Would you count the lines in the entries below that contain "Allocation"? Reply with the number only.
<<<<
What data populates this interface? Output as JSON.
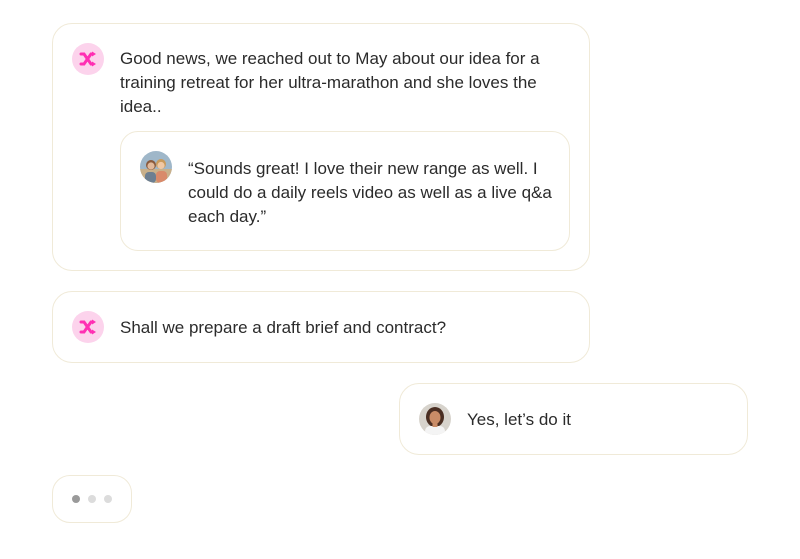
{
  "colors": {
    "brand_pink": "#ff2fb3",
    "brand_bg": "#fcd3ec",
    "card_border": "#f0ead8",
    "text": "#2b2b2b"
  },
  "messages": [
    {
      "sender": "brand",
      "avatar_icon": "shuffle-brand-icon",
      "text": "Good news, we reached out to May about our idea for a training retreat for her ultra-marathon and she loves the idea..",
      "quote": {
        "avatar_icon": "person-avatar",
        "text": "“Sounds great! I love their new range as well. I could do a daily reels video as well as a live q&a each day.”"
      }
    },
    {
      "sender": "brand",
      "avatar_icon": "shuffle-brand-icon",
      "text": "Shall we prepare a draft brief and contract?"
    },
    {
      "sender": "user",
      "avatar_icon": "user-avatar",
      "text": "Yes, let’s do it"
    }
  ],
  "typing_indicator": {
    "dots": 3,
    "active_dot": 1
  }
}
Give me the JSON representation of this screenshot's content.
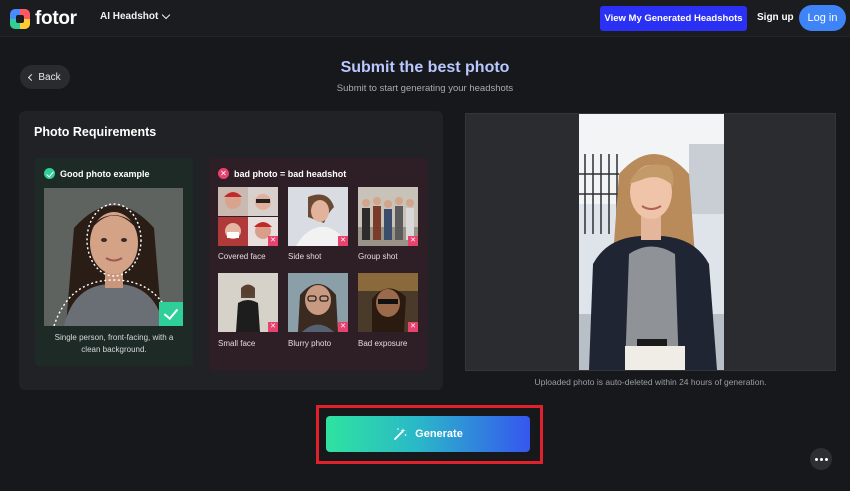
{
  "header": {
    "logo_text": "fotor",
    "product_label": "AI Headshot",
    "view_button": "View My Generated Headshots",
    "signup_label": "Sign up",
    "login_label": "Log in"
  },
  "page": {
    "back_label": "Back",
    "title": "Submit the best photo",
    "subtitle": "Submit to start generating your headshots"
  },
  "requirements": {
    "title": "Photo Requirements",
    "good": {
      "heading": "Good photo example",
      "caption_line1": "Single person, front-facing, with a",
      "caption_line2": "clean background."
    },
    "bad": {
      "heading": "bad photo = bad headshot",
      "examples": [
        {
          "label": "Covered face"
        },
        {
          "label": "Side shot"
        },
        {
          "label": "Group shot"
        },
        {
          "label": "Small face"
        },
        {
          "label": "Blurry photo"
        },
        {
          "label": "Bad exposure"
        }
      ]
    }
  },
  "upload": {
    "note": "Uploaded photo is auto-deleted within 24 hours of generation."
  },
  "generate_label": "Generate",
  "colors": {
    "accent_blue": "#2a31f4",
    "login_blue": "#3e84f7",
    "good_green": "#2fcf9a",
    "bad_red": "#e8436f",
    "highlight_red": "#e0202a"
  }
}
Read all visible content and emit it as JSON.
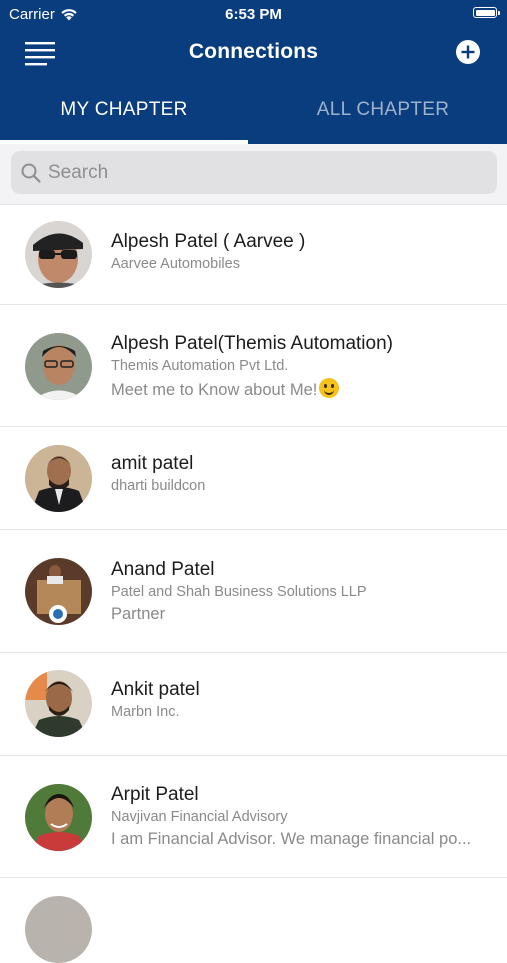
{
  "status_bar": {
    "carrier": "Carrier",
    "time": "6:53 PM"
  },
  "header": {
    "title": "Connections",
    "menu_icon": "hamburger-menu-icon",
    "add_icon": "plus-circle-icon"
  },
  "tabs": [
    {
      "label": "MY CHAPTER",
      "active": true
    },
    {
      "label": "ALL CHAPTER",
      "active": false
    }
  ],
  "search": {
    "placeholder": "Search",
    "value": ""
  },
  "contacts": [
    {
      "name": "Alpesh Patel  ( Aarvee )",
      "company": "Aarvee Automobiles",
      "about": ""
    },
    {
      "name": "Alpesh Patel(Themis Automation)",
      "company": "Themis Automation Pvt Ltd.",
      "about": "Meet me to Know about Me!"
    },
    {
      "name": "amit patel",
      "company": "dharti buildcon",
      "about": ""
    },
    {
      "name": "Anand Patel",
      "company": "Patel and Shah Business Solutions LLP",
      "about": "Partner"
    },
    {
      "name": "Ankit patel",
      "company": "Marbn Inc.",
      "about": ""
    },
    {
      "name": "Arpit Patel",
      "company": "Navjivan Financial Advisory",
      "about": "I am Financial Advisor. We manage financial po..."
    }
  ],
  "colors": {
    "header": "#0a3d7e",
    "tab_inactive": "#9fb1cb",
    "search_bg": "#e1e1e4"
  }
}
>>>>
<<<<
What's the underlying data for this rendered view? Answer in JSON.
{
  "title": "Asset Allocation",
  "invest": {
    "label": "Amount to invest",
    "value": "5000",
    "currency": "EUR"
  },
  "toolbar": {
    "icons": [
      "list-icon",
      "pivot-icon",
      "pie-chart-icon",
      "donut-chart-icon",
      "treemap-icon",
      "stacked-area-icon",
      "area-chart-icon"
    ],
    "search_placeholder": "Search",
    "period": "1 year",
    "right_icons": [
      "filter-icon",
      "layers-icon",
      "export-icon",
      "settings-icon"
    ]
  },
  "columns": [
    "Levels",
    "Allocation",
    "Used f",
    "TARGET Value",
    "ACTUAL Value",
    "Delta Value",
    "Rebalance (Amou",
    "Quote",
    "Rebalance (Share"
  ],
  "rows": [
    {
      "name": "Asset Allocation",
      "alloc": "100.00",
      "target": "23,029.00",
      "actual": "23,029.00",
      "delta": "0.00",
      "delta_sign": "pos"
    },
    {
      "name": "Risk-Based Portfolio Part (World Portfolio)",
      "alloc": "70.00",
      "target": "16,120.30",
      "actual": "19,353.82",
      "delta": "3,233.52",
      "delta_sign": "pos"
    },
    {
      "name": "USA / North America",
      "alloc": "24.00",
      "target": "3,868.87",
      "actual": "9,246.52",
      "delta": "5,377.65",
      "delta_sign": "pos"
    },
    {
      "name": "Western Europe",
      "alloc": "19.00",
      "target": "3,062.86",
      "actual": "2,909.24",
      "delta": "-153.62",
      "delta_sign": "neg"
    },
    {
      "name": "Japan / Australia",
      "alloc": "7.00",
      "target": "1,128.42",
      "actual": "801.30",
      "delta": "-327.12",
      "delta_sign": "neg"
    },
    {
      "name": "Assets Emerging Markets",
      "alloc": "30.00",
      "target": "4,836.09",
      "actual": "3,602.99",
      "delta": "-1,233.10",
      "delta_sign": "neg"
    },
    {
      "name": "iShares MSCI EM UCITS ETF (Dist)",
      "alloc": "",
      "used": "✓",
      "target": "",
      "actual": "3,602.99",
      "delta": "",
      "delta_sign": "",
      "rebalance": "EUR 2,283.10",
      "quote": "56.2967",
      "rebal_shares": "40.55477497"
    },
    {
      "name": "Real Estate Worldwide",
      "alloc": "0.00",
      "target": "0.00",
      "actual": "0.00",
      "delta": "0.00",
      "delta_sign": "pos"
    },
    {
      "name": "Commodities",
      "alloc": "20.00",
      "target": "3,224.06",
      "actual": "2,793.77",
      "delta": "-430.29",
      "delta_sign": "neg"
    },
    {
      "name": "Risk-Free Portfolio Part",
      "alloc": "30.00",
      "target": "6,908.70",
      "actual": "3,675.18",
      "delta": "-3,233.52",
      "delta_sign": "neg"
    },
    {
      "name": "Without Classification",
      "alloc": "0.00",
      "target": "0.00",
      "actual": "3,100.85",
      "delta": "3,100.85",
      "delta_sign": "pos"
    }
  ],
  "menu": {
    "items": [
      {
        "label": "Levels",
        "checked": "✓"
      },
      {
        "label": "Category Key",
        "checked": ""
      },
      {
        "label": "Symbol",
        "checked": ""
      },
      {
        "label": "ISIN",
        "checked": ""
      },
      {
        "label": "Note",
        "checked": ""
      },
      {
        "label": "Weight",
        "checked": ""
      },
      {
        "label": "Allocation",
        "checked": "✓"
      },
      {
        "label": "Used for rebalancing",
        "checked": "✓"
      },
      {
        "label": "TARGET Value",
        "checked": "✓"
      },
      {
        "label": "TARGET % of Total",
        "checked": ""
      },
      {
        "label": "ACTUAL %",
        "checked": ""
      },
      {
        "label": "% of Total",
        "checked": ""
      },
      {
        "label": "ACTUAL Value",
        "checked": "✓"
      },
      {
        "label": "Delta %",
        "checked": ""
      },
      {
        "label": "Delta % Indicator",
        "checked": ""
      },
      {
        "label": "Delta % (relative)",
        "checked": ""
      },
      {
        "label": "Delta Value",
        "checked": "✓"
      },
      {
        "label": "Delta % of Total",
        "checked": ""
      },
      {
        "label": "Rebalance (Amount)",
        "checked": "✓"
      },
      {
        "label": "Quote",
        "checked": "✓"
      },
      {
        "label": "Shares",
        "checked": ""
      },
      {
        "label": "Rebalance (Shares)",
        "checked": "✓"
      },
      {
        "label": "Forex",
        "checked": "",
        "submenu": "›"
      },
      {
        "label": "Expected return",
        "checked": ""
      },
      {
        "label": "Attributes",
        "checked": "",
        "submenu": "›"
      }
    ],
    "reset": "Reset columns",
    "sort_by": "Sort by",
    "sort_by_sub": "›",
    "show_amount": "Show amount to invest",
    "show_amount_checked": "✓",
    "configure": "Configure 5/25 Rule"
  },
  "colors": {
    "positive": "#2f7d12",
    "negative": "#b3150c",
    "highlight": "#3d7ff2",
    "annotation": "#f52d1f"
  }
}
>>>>
> **Solution to the problem**: 4